■ Exercise description
Please find every line in the entries below that contains the string "accent", and copy it.

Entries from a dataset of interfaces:
———

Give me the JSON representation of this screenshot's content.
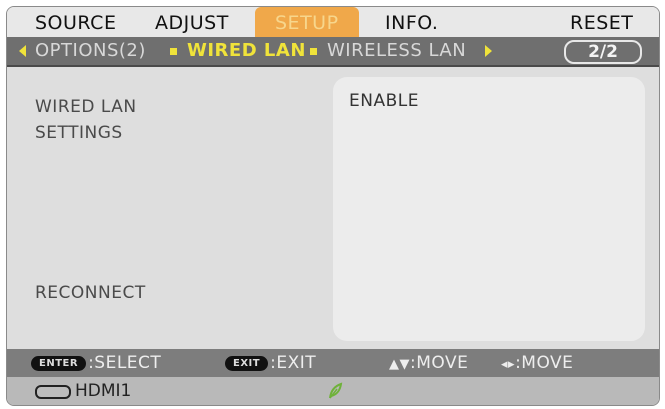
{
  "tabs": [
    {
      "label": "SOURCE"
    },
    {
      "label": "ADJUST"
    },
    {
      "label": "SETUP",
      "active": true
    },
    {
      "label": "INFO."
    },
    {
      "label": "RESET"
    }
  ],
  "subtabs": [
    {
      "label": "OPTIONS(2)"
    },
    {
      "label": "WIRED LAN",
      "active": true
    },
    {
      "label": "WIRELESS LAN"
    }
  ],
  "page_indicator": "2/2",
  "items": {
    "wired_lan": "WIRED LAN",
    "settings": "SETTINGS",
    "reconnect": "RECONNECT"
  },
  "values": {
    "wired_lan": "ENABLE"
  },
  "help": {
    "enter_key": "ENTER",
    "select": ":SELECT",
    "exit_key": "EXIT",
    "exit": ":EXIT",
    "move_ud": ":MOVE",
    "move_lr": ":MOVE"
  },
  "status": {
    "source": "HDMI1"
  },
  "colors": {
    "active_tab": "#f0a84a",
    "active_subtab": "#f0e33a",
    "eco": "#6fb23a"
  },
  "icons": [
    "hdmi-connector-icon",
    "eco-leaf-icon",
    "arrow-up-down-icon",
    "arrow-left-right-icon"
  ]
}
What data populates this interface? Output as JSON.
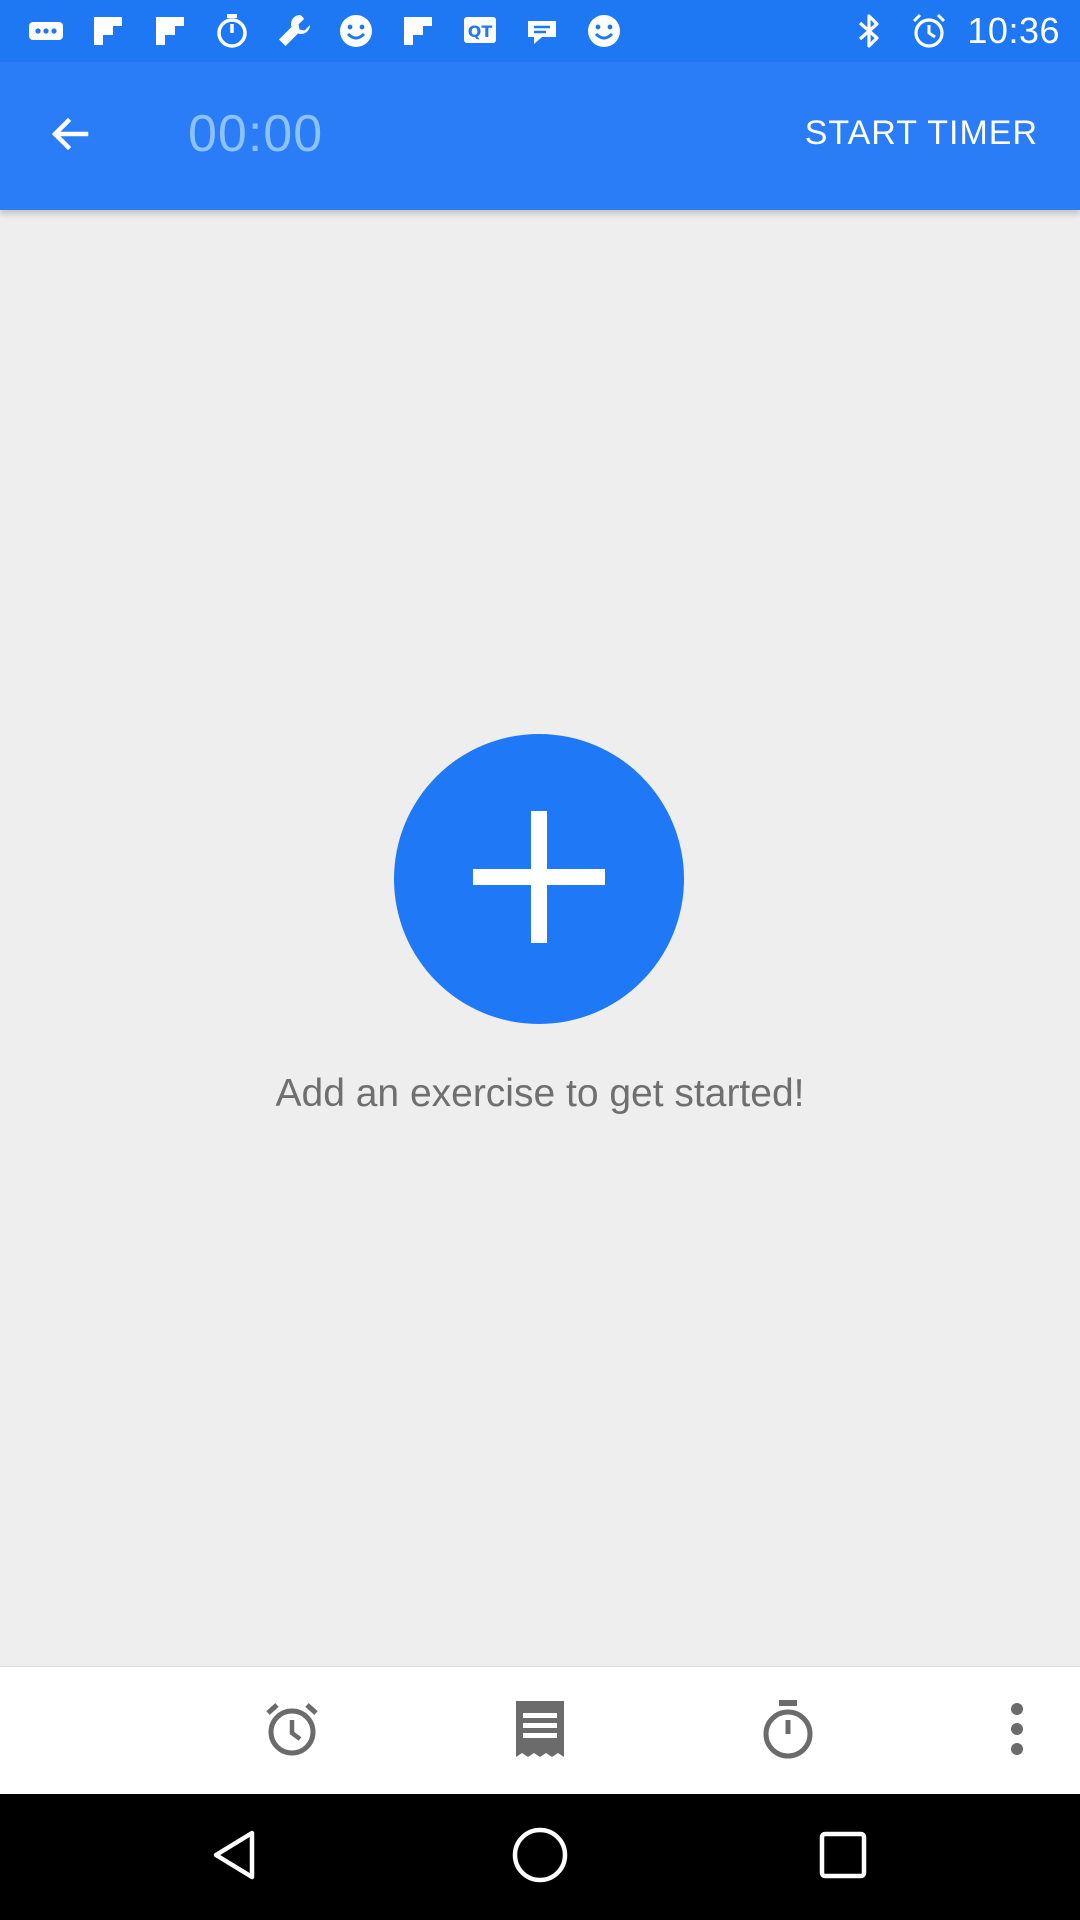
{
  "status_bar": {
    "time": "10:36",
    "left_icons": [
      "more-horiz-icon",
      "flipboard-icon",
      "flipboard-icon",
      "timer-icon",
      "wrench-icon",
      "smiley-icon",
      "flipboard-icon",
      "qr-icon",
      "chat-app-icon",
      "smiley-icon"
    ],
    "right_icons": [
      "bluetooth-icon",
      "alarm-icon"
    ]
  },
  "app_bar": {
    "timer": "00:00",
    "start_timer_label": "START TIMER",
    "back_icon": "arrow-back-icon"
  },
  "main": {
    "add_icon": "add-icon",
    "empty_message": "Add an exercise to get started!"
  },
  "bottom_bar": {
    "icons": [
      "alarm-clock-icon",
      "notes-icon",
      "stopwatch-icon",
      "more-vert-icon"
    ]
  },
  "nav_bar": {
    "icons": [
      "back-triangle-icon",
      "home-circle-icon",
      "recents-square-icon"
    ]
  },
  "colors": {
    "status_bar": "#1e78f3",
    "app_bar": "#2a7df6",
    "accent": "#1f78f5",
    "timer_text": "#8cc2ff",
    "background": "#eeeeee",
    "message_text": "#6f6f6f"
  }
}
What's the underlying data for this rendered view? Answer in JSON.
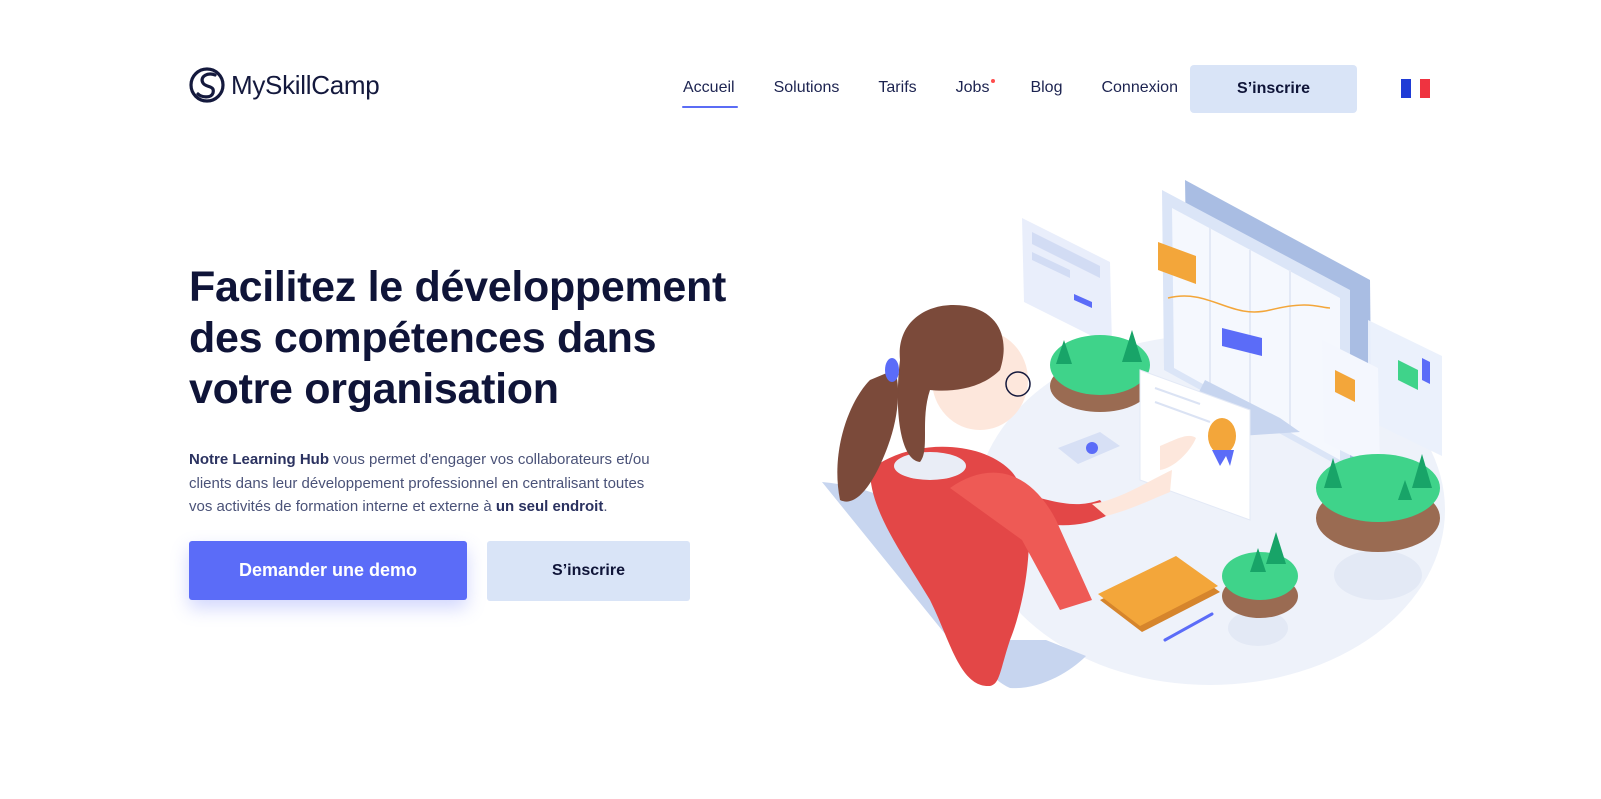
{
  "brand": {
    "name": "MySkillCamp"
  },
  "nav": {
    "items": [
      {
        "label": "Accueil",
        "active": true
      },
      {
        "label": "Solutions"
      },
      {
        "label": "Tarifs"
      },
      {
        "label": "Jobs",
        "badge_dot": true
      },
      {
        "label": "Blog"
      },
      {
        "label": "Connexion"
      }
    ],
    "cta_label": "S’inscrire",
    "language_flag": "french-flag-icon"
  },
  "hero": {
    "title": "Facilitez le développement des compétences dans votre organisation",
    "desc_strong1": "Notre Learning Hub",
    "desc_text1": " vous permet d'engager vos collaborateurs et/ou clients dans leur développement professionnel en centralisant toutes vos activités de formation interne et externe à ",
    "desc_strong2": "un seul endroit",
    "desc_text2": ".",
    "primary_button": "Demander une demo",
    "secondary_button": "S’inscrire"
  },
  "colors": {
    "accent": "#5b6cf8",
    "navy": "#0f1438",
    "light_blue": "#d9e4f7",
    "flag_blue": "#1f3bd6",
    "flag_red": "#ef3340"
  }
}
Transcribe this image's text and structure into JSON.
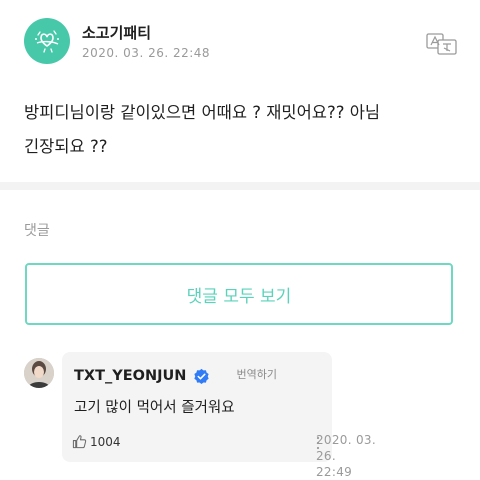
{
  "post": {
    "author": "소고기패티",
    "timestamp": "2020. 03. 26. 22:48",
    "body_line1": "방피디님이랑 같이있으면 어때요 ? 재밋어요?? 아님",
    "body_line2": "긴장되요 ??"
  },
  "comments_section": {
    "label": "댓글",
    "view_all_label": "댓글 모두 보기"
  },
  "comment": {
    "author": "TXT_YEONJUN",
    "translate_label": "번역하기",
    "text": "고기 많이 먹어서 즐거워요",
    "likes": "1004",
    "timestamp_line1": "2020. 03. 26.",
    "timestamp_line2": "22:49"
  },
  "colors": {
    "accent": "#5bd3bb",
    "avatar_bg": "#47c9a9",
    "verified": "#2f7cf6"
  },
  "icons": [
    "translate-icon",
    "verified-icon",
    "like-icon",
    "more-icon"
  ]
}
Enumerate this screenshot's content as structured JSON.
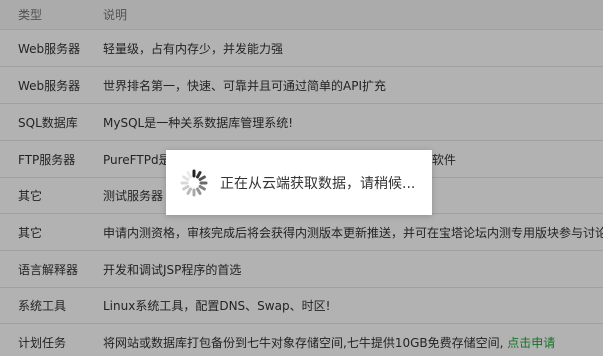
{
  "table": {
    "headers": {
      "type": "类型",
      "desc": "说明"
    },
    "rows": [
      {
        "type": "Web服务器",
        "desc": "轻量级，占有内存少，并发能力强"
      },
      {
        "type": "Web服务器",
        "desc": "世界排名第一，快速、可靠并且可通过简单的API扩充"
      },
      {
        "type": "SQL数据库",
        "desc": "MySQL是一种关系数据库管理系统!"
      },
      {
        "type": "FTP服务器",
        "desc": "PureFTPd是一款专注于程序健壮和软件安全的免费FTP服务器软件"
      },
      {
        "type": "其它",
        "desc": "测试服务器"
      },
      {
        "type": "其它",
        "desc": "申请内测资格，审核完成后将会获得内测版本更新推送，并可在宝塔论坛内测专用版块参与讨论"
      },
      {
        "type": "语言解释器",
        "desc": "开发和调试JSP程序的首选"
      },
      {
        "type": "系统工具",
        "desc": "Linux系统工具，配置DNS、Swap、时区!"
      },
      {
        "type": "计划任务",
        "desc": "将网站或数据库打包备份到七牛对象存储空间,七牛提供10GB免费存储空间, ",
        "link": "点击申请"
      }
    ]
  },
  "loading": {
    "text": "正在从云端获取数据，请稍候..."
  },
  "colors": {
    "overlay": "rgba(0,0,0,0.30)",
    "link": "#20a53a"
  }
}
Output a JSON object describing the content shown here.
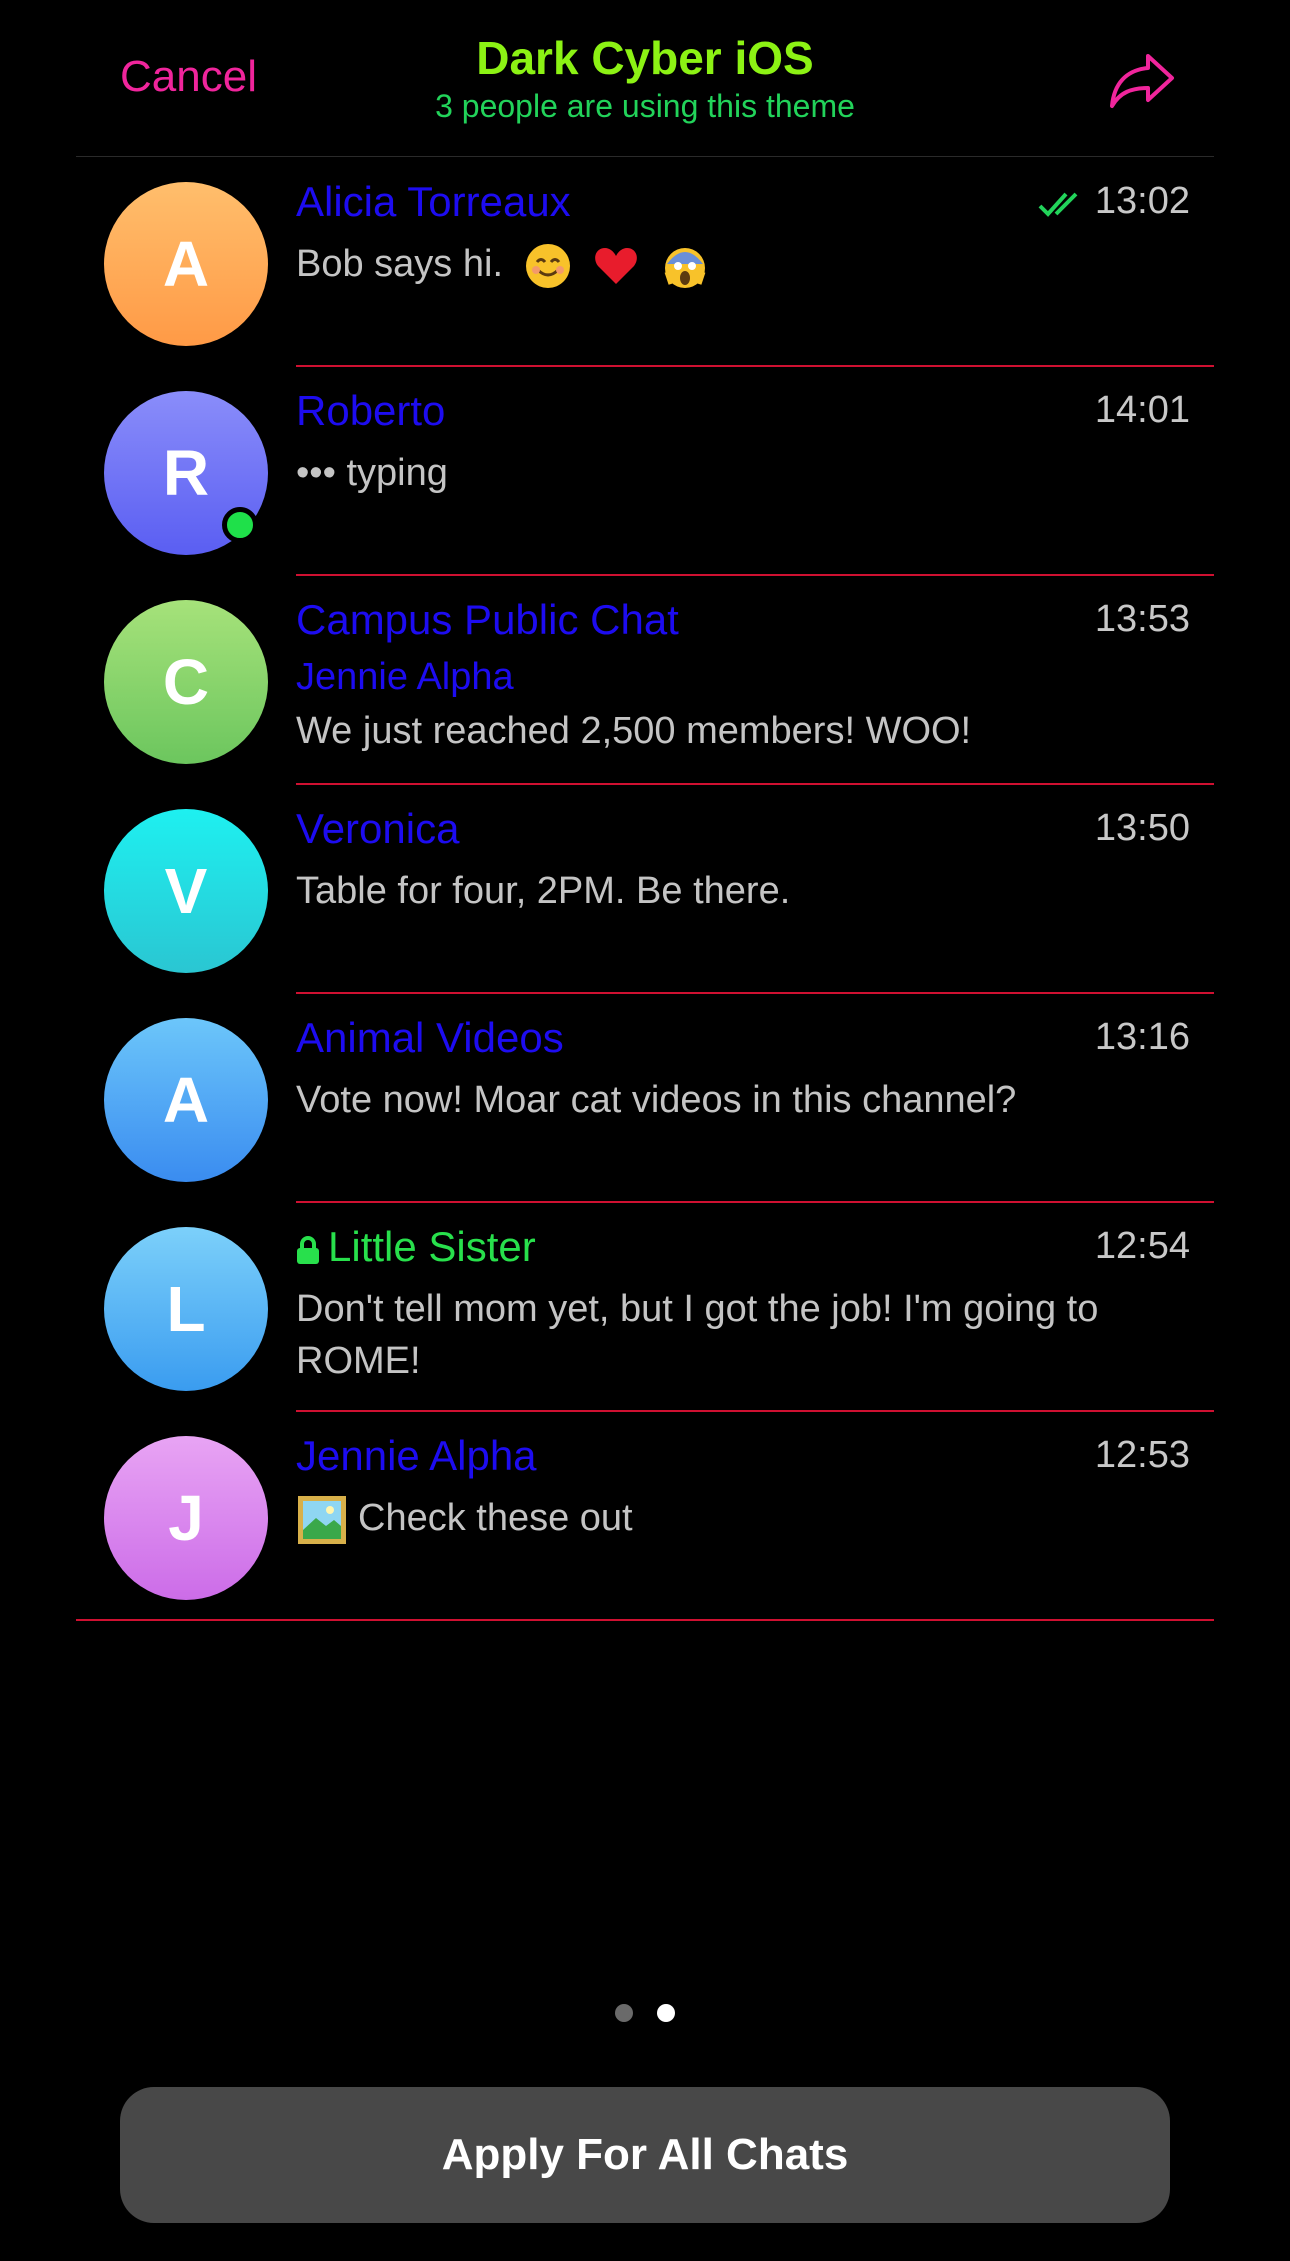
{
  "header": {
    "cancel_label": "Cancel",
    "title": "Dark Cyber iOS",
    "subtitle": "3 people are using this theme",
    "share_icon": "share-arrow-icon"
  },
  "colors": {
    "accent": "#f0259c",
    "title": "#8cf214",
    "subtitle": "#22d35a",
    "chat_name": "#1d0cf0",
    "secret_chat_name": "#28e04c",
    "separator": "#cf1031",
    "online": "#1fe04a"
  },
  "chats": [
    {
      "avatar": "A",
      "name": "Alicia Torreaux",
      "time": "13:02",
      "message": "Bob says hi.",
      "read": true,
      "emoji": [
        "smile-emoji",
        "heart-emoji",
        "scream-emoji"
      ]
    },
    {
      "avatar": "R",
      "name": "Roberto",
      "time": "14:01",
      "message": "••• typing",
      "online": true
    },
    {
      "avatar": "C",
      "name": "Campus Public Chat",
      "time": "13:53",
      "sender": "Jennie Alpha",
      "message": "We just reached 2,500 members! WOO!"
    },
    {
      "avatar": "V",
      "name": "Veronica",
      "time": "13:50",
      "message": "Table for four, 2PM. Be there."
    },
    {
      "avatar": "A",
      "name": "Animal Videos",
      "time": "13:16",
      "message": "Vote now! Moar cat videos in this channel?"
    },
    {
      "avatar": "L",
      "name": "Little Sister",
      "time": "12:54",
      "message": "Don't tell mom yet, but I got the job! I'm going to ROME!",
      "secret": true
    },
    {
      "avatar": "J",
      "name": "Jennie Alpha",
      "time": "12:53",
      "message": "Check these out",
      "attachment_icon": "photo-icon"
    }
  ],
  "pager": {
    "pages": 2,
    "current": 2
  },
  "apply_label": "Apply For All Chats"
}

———

■ Result for this task
    "accent": "#1f78f5",
    "accent": "#5b6cf8",
    "accent": "#5bd3bb",
    "accent": "#f0259c",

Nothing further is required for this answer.